Virus analyst, Kaspersky Lab.
e-mail: newvirus@kaspersky.com
http://www.kaspersky.com/

All’s well that ends well!

Making the Woopra analytics code valid xHTML

Woopra is a ground-breaking web-analytics service that is seriously better than Google Analytics. However, the default javascript code is flawed, in the sense that it doesn’t validate as xHTML strict.

The default code looks like this :

[js]<script type="text/javascript">
var woopra_id = ‘XXXXXXXXXX’;
</script>
<script src="http://static.woopra.com/js/woopra.js"></script>[/js]

where ‘XXXXXXXXXX’ is the website ID.

To make this valid xHTML, you just need to add type="text/javascript" to the second script tag; so that your code looks like this :

[js]<script type="text/javascript">
var woopra_id = ‘XXXXXXXXXX’;
</script>
<script src="http://static.woopra.com/js/woopra.js" type="text/javascript"</script>[/js]

PS : Those of you who are using the Woopra WordPress plugin, you don’t need to worry about this. The plugin produces the valid xHTML code by default.

Start My Computer with Folder view activated

By editing an entry in the registry, My Computer can can be started with the Folder tree activated. Normally, this can be activated by clicking the Folders button above the address bar; but if you use the folder view frequently, you might wish to permanently activate it.

  • Click on Start>Run.
  • Type in regedit. This will open the Registry Editor.
  • Navigate to the HKEY_CLASSES_ROOT\Folder\Shell key.
  • In the right pane, right-click on the (Default) string value and select Modify.
  • Type in explore the the ‘Value data’ field.
  • Click on “OK”.

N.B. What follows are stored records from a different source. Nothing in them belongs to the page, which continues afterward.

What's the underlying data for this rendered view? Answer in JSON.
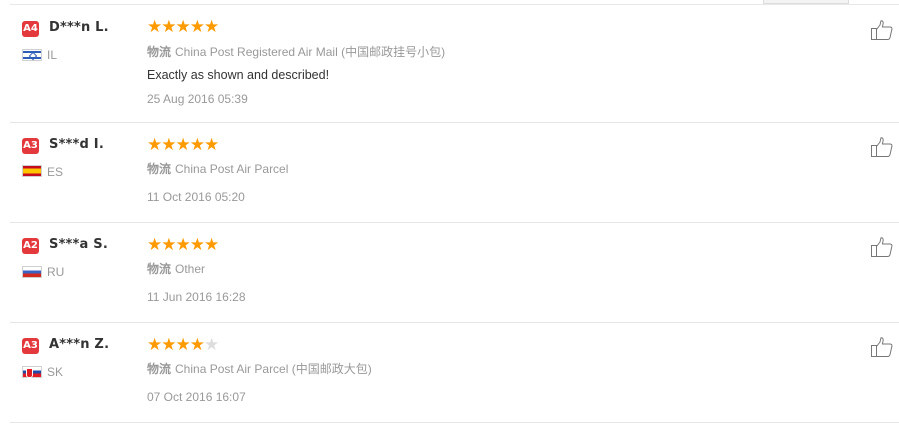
{
  "reviews": [
    {
      "level": "A4",
      "name": "D***n L.",
      "country": "IL",
      "flag": "israel-flag-icon",
      "rating": 5,
      "logistics_label": "物流",
      "logistics": "China Post Registered Air Mail (中国邮政挂号小包)",
      "feedback": "Exactly as shown and described!",
      "date": "25 Aug 2016 05:39"
    },
    {
      "level": "A3",
      "name": "S***d I.",
      "country": "ES",
      "flag": "spain-flag-icon",
      "rating": 5,
      "logistics_label": "物流",
      "logistics": "China Post Air Parcel",
      "feedback": "",
      "date": "11 Oct 2016 05:20"
    },
    {
      "level": "A2",
      "name": "S***a S.",
      "country": "RU",
      "flag": "russia-flag-icon",
      "rating": 5,
      "logistics_label": "物流",
      "logistics": "Other",
      "feedback": "",
      "date": "11 Jun 2016 16:28"
    },
    {
      "level": "A3",
      "name": "A***n Z.",
      "country": "SK",
      "flag": "slovakia-flag-icon",
      "rating": 4,
      "logistics_label": "物流",
      "logistics": "China Post Air Parcel (中国邮政大包)",
      "feedback": "",
      "date": "07 Oct 2016 16:07"
    }
  ],
  "colors": {
    "badge": "#e4393c",
    "star_filled": "#ff9a00",
    "star_empty": "#dddddd",
    "muted_text": "#999999"
  },
  "icons": {
    "helpful": "thumbs-up-icon",
    "rating": "star-icon"
  }
}
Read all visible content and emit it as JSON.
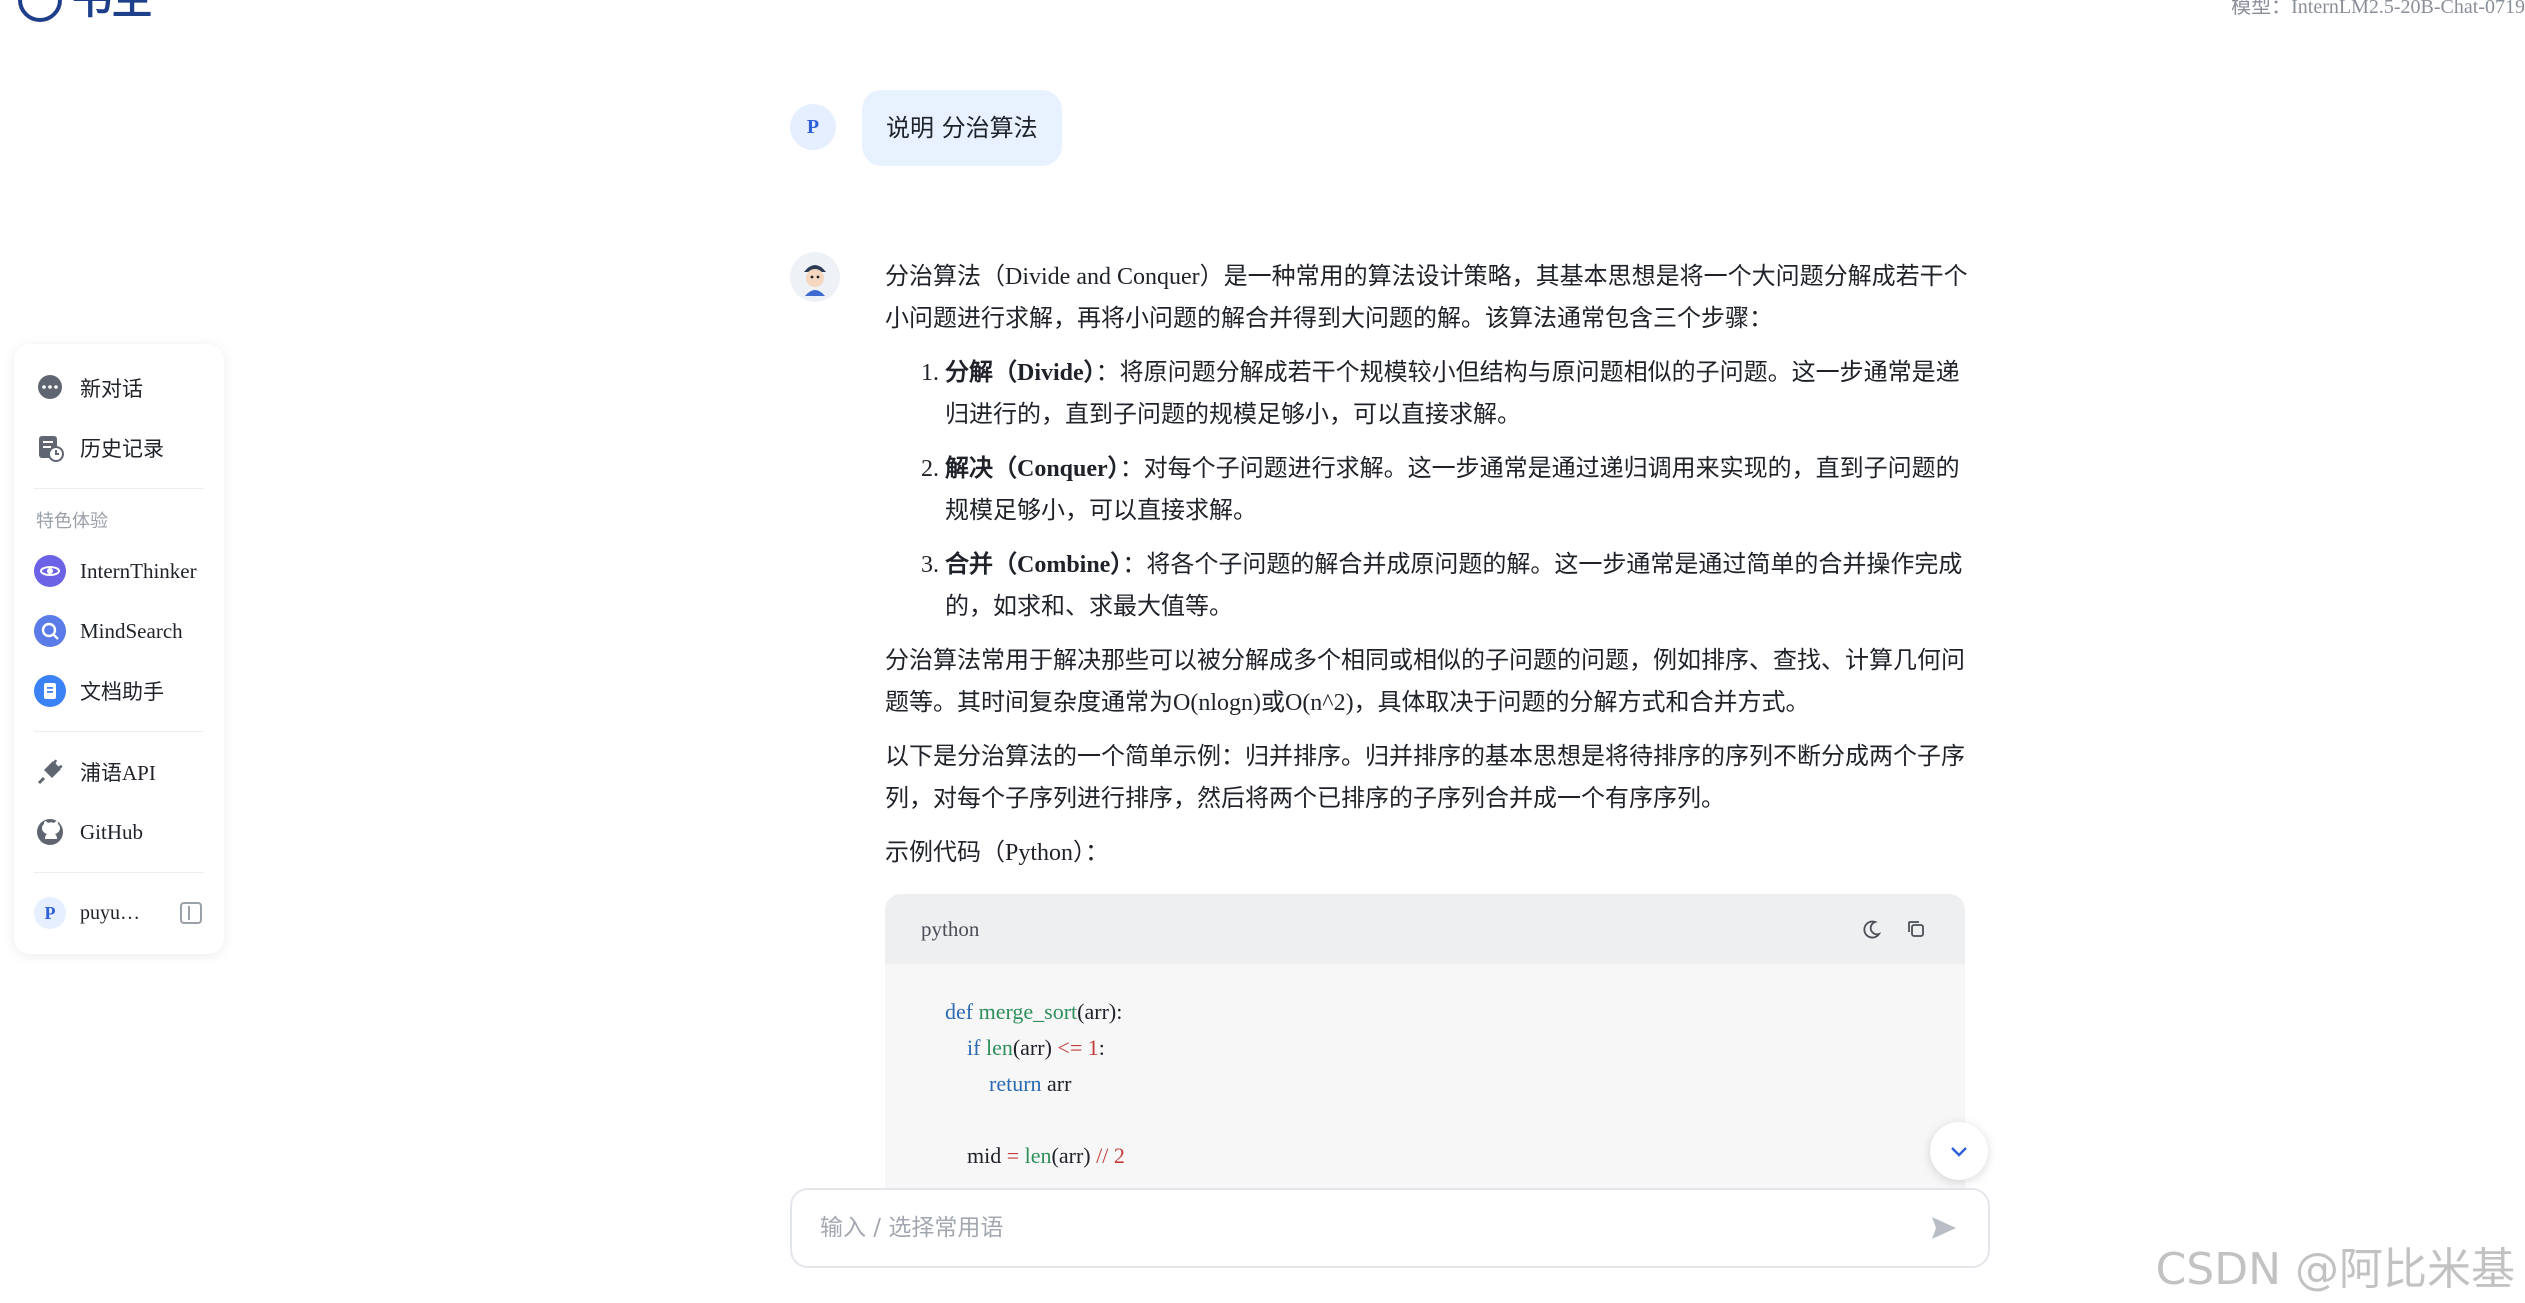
{
  "header": {
    "logo_text": "书生",
    "model_label": "模型：InternLM2.5-20B-Chat-0719"
  },
  "sidebar": {
    "new_chat": "新对话",
    "history": "历史记录",
    "section_label": "特色体验",
    "features": [
      {
        "label": "InternThinker",
        "color": "#6b62e6"
      },
      {
        "label": "MindSearch",
        "color": "#5a7be8"
      },
      {
        "label": "文档助手",
        "color": "#3b82f6"
      }
    ],
    "api": "浦语API",
    "github": "GitHub",
    "user_initial": "P",
    "user_name": "puyu…"
  },
  "chat": {
    "user_initial": "P",
    "user_message": "说明 分治算法",
    "reply": {
      "intro": "分治算法（Divide and Conquer）是一种常用的算法设计策略，其基本思想是将一个大问题分解成若干个小问题进行求解，再将小问题的解合并得到大问题的解。该算法通常包含三个步骤：",
      "steps": [
        {
          "title": "分解（Divide）",
          "text": "：将原问题分解成若干个规模较小但结构与原问题相似的子问题。这一步通常是递归进行的，直到子问题的规模足够小，可以直接求解。"
        },
        {
          "title": "解决（Conquer）",
          "text": "：对每个子问题进行求解。这一步通常是通过递归调用来实现的，直到子问题的规模足够小，可以直接求解。"
        },
        {
          "title": "合并（Combine）",
          "text": "：将各个子问题的解合并成原问题的解。这一步通常是通过简单的合并操作完成的，如求和、求最大值等。"
        }
      ],
      "para2": "分治算法常用于解决那些可以被分解成多个相同或相似的子问题的问题，例如排序、查找、计算几何问题等。其时间复杂度通常为O(nlogn)或O(n^2)，具体取决于问题的分解方式和合并方式。",
      "para3": "以下是分治算法的一个简单示例：归并排序。归并排序的基本思想是将待排序的序列不断分成两个子序列，对每个子序列进行排序，然后将两个已排序的子序列合并成一个有序序列。",
      "code_intro": "示例代码（Python）：",
      "code_lang": "python"
    }
  },
  "input": {
    "placeholder": "输入 / 选择常用语"
  },
  "watermark": "CSDN @阿比米基"
}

Note : This hack only works for Windows XP, Me, 2000, 98. I haven’t tested it on Vista though.